BEGIN
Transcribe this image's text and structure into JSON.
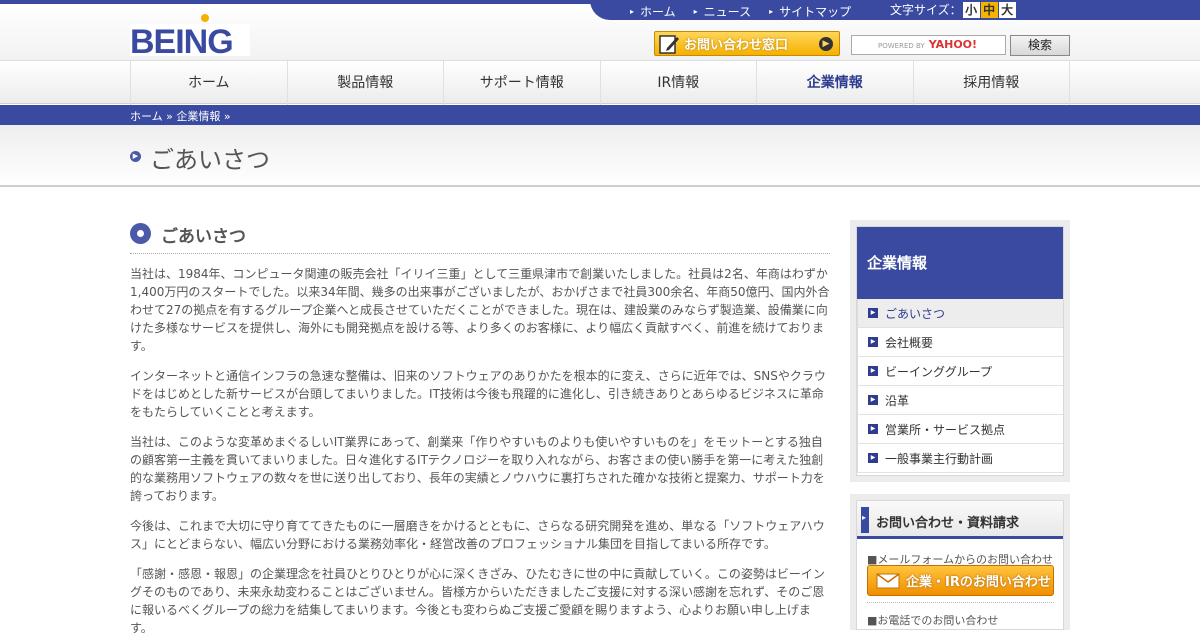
{
  "brand": {
    "logo_text": "BEING"
  },
  "utility": {
    "links": [
      "ホーム",
      "ニュース",
      "サイトマップ"
    ],
    "font_size_label": "文字サイズ：",
    "font_sizes": [
      "小",
      "中",
      "大"
    ],
    "font_size_selected": "中"
  },
  "header": {
    "contact_button": "お問い合わせ窓口",
    "search_powered": "POWERED BY",
    "search_yahoo": "YAHOO!",
    "search_button": "検索"
  },
  "gnav": {
    "items": [
      "ホーム",
      "製品情報",
      "サポート情報",
      "IR情報",
      "企業情報",
      "採用情報"
    ],
    "active": "企業情報"
  },
  "breadcrumb": "ホーム » 企業情報 »",
  "page_title": "ごあいさつ",
  "main": {
    "section_title": "ごあいさつ",
    "paragraphs": [
      "当社は、1984年、コンピュータ関連の販売会社「イリイ三重」として三重県津市で創業いたしました。社員は2名、年商はわずか1,400万円のスタートでした。以来34年間、幾多の出来事がございましたが、おかげさまで社員300余名、年商50億円、国内外合わせて27の拠点を有するグループ企業へと成長させていただくことができました。現在は、建設業のみならず製造業、設備業に向けた多様なサービスを提供し、海外にも開発拠点を設ける等、より多くのお客様に、より幅広く貢献すべく、前進を続けております。",
      "インターネットと通信インフラの急速な整備は、旧来のソフトウェアのありかたを根本的に変え、さらに近年では、SNSやクラウドをはじめとした新サービスが台頭してまいりました。IT技術は今後も飛躍的に進化し、引き続きありとあらゆるビジネスに革命をもたらしていくことと考えます。",
      "当社は、このような変革めまぐるしいIT業界にあって、創業来「作りやすいものよりも使いやすいものを」をモットーとする独自の顧客第一主義を貫いてまいりました。日々進化するITテクノロジーを取り入れながら、お客さまの使い勝手を第一に考えた独創的な業務用ソフトウェアの数々を世に送り出しており、長年の実績とノウハウに裏打ちされた確かな技術と提案力、サポート力を誇っております。",
      "今後は、これまで大切に守り育ててきたものに一層磨きをかけるとともに、さらなる研究開発を進め、単なる「ソフトウェアハウス」にとどまらない、幅広い分野における業務効率化・経営改善のプロフェッショナル集団を目指してまいる所存です。",
      "「感謝・感恩・報恩」の企業理念を社員ひとりひとりが心に深くきざみ、ひたむきに世の中に貢献していく。この姿勢はビーイングそのものであり、未来永劫変わることはございません。皆様方からいただきましたご支援に対する深い感謝を忘れず、そのご恩に報いるべくグループの総力を結集してまいります。今後とも変わらぬご支援ご愛顧を賜りますよう、心よりお願い申し上げます。"
    ]
  },
  "sidebar": {
    "title": "企業情報",
    "items": [
      "ごあいさつ",
      "会社概要",
      "ビーインググループ",
      "沿革",
      "営業所・サービス拠点",
      "一般事業主行動計画"
    ],
    "active": "ごあいさつ"
  },
  "inquiry": {
    "title": "お問い合わせ・資料請求",
    "mail_label": "■メールフォームからのお問い合わせ",
    "mail_button": "企業・IRのお問い合わせ",
    "tel_label": "■お電話でのお問い合わせ"
  },
  "colors": {
    "brand_blue": "#3a4aa0",
    "accent_orange": "#f5b100"
  }
}
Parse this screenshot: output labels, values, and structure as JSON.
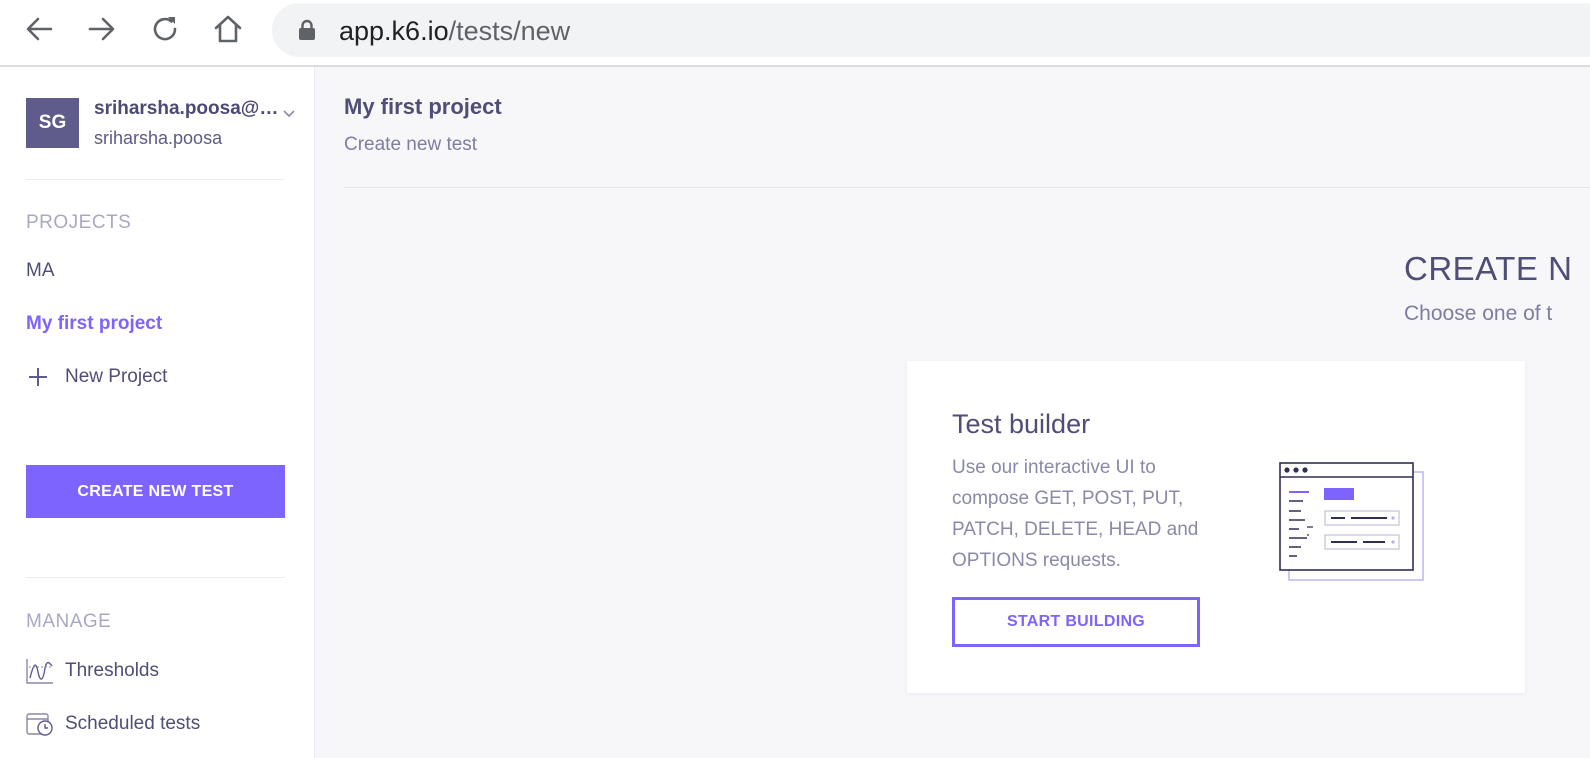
{
  "browser": {
    "url_host": "app.k6.io",
    "url_path": "/tests/new",
    "icons": [
      "back-arrow-icon",
      "forward-arrow-icon",
      "reload-icon",
      "home-icon",
      "lock-icon"
    ]
  },
  "sidebar": {
    "user": {
      "initials": "SG",
      "email": "sriharsha.poosa@g...",
      "username": "sriharsha.poosa"
    },
    "projects_label": "PROJECTS",
    "projects": [
      {
        "label": "MA",
        "active": false
      },
      {
        "label": "My first project",
        "active": true
      }
    ],
    "new_project_label": "New Project",
    "create_test_label": "CREATE NEW TEST",
    "manage_label": "MANAGE",
    "manage_items": [
      {
        "label": "Thresholds",
        "icon": "thresholds-icon"
      },
      {
        "label": "Scheduled tests",
        "icon": "scheduled-tests-icon"
      }
    ]
  },
  "main": {
    "project_title": "My first project",
    "page_subtitle": "Create new test",
    "heading": "CREATE N",
    "subheading": "Choose one of t",
    "card": {
      "title": "Test builder",
      "description": "Use our interactive UI to compose GET, POST, PUT, PATCH, DELETE, HEAD and OPTIONS requests.",
      "button_label": "START BUILDING",
      "icon": "test-builder-illustration"
    }
  },
  "colors": {
    "accent": "#7d64ff",
    "text_dark": "#4f4e76",
    "avatar_bg": "#5f5c8c",
    "page_bg": "#f7f7fa"
  }
}
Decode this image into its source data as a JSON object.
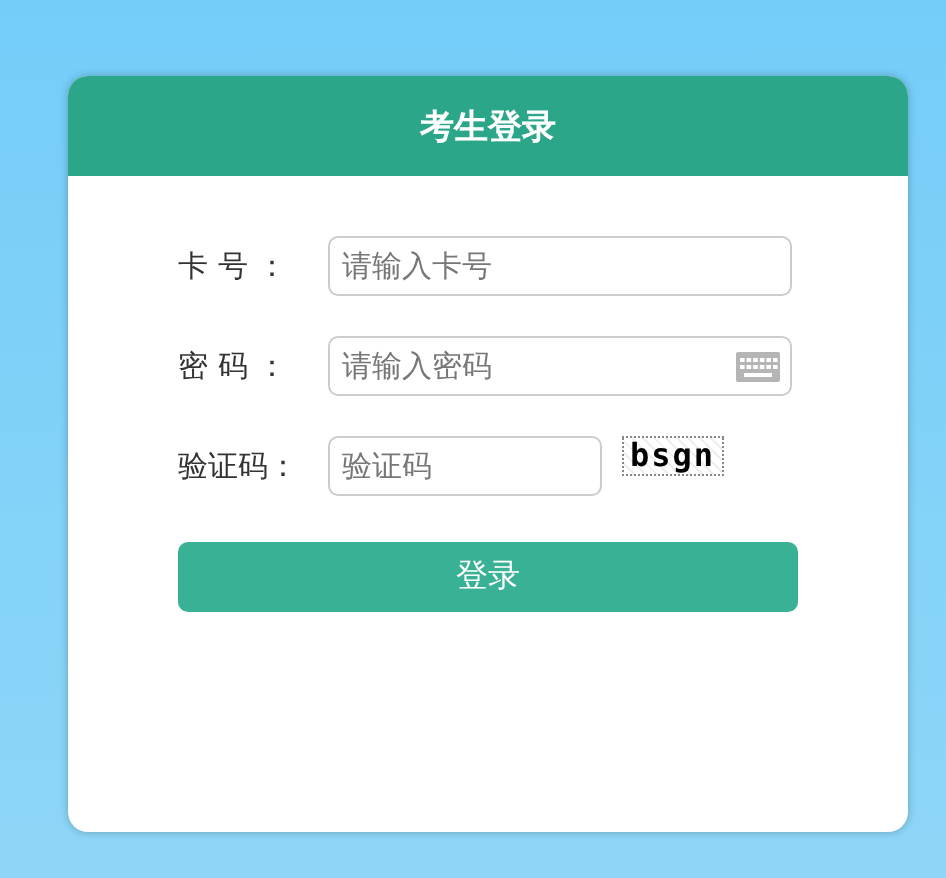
{
  "title": "考生登录",
  "fields": [
    {
      "kind": "text",
      "label": "卡 号 ：",
      "placeholder": "请输入卡号"
    },
    {
      "kind": "password",
      "label": "密 码 ：",
      "placeholder": "请输入密码"
    },
    {
      "kind": "captcha",
      "label": "验证码：",
      "placeholder": "验证码",
      "captcha": "bsgn"
    }
  ],
  "button": "登录"
}
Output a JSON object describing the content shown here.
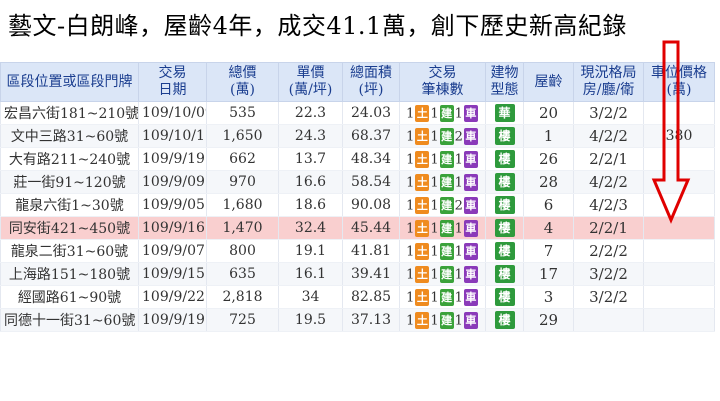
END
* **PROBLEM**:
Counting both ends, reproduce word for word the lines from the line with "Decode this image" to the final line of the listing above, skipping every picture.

* **REPLY TO THE EXERCISE**:
Decode this image into its source data as a JSON object.
{
  "title": "考生登录",
  "fields": [
    {
      "kind": "text",
      "label": "卡 号 ：",
      "placeholder": "请输入卡号"
    },
    {
      "kind": "password",
      "label": "密 码 ：",
      "placeholder": "请输入密码"
    },
    {
      "kind": "captcha",
      "label": "验证码：",
      "placeholder": "验证码",
      "captcha": "bsgn"
    }
  ],
  "button": "登录"
}
Output a JSON object describing the content shown here.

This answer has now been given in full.